§ **Task statement**: Pick out each line in these entries that contains the string "phrasal".

[Data about app and page elements]
--------------------------------------------------
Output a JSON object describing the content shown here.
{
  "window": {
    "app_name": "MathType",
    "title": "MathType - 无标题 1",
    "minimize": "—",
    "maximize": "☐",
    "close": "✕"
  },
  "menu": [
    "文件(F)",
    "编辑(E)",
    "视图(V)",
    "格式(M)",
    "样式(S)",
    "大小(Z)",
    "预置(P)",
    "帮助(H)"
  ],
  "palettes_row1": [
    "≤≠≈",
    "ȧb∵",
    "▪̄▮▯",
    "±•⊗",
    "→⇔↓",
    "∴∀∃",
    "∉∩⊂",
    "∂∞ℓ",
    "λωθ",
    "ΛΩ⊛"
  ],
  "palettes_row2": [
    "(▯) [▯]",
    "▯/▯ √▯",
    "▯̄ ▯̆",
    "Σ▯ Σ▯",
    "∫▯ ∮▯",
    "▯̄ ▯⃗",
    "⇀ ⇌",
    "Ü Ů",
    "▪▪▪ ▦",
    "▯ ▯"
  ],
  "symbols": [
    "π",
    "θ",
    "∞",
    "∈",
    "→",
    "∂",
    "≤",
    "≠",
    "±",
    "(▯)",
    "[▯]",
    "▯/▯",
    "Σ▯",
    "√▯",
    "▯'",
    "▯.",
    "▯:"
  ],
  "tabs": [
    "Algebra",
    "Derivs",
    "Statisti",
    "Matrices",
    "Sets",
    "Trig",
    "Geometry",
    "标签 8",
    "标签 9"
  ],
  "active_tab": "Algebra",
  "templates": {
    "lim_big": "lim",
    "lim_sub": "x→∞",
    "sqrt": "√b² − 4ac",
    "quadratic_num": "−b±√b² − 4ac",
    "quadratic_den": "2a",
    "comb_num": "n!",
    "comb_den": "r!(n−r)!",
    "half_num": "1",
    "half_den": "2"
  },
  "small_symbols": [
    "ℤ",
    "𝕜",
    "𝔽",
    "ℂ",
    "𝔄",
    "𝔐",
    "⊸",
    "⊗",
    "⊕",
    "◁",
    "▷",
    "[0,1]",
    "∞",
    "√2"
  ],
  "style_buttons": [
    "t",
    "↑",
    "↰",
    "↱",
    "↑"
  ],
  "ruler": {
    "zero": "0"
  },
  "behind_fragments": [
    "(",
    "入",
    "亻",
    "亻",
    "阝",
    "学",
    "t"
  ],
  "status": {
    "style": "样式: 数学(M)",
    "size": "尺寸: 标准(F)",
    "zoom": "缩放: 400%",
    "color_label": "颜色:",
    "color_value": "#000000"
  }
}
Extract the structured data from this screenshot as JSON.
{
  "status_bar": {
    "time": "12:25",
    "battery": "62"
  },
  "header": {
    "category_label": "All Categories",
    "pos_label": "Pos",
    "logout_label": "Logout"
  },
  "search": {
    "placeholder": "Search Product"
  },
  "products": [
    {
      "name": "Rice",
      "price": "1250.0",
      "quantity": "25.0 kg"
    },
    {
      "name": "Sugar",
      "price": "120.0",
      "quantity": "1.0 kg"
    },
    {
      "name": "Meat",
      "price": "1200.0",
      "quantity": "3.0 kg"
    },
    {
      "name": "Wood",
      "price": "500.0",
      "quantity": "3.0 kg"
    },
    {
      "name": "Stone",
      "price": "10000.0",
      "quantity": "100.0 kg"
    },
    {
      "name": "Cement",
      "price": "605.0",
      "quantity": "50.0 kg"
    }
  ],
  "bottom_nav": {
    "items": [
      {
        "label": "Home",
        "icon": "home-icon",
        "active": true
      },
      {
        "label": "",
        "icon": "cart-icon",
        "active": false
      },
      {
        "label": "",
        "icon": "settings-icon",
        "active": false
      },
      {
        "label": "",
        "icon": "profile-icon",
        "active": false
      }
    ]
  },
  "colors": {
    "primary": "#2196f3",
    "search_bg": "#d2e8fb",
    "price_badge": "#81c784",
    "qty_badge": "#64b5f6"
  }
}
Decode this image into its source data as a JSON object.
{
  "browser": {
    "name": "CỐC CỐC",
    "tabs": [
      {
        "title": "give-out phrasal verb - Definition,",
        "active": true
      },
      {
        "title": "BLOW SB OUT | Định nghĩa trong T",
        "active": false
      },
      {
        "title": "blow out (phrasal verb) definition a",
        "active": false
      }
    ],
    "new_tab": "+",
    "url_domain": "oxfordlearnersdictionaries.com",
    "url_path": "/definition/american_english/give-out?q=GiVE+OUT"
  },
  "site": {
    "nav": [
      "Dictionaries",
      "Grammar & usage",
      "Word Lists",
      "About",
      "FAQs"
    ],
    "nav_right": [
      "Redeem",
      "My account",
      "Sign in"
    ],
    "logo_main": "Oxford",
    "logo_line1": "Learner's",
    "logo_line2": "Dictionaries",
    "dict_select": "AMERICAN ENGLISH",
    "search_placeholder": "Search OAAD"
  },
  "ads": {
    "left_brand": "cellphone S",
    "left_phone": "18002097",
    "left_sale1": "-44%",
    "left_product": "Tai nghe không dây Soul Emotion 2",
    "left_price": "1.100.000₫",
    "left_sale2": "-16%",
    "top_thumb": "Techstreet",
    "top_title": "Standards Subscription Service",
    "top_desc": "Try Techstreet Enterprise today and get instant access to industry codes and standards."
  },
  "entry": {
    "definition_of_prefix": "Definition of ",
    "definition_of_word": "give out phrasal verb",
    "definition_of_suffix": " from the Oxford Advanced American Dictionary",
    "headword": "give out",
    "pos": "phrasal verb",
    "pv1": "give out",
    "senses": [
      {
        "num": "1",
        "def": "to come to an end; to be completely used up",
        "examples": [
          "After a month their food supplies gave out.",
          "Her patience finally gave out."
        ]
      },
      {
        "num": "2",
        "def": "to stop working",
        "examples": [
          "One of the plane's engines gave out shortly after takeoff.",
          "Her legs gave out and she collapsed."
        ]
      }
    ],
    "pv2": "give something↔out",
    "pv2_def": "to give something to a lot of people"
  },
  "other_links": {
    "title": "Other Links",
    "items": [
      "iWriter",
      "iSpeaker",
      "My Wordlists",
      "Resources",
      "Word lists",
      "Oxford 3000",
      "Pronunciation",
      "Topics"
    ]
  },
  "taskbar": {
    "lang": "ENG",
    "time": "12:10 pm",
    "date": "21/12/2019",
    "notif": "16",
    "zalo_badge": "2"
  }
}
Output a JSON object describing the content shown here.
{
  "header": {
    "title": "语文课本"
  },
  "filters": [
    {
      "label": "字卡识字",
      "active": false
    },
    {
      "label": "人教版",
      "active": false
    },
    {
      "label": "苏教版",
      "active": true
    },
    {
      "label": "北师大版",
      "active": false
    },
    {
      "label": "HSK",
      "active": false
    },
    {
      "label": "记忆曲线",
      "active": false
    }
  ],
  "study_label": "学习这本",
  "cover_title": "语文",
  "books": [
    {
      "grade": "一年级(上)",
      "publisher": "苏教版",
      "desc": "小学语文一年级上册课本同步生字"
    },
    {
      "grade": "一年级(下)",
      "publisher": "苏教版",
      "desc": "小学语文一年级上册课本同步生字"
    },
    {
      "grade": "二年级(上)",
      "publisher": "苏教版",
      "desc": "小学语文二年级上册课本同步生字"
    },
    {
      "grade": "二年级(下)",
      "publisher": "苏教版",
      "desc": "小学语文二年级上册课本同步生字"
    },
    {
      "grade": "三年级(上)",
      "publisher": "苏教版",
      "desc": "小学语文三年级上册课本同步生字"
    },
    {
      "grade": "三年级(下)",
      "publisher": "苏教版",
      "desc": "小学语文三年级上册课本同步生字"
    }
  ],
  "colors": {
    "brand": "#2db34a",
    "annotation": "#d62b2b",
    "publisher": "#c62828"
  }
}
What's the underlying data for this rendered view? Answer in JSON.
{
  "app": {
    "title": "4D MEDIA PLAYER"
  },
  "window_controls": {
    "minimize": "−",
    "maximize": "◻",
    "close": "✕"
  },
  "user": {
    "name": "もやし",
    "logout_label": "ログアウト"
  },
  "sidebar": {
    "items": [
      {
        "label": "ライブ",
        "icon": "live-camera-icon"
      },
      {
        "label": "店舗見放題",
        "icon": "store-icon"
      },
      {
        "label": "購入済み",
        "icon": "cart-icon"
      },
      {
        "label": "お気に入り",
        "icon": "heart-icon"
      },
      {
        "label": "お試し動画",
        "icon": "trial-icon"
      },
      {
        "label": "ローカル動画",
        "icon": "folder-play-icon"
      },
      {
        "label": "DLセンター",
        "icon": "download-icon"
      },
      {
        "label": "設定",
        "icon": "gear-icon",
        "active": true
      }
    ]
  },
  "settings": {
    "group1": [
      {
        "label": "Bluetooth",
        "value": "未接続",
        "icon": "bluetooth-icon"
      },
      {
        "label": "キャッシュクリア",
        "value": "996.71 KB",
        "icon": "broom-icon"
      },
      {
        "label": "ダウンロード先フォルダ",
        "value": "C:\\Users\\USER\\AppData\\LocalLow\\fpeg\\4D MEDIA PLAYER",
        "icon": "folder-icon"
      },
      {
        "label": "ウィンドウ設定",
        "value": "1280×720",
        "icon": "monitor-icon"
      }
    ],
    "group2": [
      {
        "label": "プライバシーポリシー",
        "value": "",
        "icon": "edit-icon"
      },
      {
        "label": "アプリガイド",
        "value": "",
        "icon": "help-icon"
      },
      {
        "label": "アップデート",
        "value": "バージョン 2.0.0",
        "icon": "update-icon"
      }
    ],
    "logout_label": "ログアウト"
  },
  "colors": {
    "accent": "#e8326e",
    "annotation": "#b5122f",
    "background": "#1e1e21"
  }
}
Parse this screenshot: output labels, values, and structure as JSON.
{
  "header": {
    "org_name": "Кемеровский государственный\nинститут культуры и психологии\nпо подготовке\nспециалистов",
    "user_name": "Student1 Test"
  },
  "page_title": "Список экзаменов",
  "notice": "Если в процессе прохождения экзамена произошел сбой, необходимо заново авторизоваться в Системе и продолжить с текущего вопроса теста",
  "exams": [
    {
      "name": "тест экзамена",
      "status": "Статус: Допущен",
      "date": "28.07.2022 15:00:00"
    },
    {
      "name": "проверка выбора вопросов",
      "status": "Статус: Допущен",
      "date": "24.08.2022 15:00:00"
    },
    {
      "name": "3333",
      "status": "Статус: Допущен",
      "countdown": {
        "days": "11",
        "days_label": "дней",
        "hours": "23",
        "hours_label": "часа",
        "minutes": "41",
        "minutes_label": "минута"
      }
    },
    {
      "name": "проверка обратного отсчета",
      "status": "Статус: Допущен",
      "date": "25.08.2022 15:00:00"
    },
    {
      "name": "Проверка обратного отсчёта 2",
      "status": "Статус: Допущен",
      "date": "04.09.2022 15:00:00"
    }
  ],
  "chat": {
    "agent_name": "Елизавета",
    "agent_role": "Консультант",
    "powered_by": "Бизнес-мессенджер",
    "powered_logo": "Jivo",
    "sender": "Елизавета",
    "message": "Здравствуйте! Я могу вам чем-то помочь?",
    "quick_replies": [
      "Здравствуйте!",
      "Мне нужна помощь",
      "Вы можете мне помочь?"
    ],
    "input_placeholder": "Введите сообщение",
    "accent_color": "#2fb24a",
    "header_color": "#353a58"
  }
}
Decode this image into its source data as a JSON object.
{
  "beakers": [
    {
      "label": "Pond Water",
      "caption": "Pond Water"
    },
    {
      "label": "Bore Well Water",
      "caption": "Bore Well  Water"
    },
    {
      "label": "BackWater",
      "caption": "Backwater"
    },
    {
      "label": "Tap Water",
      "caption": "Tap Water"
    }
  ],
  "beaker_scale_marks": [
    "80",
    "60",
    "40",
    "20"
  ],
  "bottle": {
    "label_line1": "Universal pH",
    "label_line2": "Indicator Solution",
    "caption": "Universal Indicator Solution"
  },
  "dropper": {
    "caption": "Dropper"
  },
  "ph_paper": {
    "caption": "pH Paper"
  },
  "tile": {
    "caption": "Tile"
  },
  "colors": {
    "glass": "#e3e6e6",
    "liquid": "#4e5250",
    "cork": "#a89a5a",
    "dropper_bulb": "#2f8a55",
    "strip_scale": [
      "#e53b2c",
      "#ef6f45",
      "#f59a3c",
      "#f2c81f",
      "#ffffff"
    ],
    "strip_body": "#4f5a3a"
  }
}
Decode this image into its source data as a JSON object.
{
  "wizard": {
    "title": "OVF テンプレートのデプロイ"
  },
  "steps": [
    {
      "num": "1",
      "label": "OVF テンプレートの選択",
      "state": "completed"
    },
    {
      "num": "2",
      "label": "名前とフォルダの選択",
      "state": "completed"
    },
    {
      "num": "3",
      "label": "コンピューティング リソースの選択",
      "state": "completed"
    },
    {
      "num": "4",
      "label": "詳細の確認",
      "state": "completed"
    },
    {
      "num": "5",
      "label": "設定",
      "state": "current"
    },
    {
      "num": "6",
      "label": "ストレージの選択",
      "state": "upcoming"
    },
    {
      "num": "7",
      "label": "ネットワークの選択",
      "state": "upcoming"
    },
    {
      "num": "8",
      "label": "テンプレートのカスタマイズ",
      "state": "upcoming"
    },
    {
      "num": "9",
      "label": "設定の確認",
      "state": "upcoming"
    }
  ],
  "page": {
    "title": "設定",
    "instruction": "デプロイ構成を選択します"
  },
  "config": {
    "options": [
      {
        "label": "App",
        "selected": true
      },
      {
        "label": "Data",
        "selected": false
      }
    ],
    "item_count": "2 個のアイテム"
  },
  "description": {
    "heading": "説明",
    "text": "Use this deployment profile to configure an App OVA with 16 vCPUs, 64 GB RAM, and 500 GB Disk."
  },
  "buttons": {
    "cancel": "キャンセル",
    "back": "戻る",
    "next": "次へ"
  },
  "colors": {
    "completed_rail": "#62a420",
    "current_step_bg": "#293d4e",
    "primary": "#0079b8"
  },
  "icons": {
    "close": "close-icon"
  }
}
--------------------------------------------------
§ **Task output**:
        "title": "give-out phrasal verb - Definition,",
        "title": "blow out (phrasal verb) definition a",
    "definition_of_word": "give out phrasal verb",
    "pos": "phrasal verb",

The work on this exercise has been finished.